## EXERCISE AIM
In the entries below, find the lines with the word "title" and copy them.

## MATERIAL SUPPLIED
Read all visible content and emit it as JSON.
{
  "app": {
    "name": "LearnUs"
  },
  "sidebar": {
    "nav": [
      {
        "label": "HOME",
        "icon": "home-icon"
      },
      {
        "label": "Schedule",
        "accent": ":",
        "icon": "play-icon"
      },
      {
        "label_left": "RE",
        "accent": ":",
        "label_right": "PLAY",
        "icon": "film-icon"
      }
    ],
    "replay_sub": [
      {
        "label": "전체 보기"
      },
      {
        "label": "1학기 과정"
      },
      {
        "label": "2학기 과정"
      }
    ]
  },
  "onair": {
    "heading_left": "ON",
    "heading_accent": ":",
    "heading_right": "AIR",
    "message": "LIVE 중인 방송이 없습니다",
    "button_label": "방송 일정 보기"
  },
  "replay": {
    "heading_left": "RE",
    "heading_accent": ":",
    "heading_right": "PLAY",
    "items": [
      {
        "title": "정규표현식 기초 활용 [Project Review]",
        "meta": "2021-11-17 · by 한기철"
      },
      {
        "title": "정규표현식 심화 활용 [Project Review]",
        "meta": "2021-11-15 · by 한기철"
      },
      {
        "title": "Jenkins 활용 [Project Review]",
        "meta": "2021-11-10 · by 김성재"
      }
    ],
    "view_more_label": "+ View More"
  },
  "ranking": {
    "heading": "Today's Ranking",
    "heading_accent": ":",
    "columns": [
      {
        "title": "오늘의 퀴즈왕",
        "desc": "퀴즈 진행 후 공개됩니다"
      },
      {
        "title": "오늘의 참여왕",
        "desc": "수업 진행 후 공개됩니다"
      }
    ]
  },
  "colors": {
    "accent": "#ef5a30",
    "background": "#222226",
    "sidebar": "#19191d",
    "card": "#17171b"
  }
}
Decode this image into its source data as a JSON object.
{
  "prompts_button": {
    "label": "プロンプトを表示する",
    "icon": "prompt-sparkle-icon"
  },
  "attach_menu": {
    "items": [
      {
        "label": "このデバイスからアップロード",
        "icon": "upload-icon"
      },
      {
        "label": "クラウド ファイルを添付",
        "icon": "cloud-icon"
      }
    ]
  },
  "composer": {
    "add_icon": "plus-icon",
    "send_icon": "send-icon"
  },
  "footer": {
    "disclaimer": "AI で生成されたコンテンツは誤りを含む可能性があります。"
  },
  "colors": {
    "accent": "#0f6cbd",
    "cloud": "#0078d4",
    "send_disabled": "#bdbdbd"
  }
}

## RESPONSE TO THE EXERCISE
        "title": "정규표현식 기초 활용 [Project Review]",
        "title": "정규표현식 심화 활용 [Project Review]",
        "title": "Jenkins 활용 [Project Review]",
        "title": "오늘의 퀴즈왕",
        "title": "오늘의 참여왕",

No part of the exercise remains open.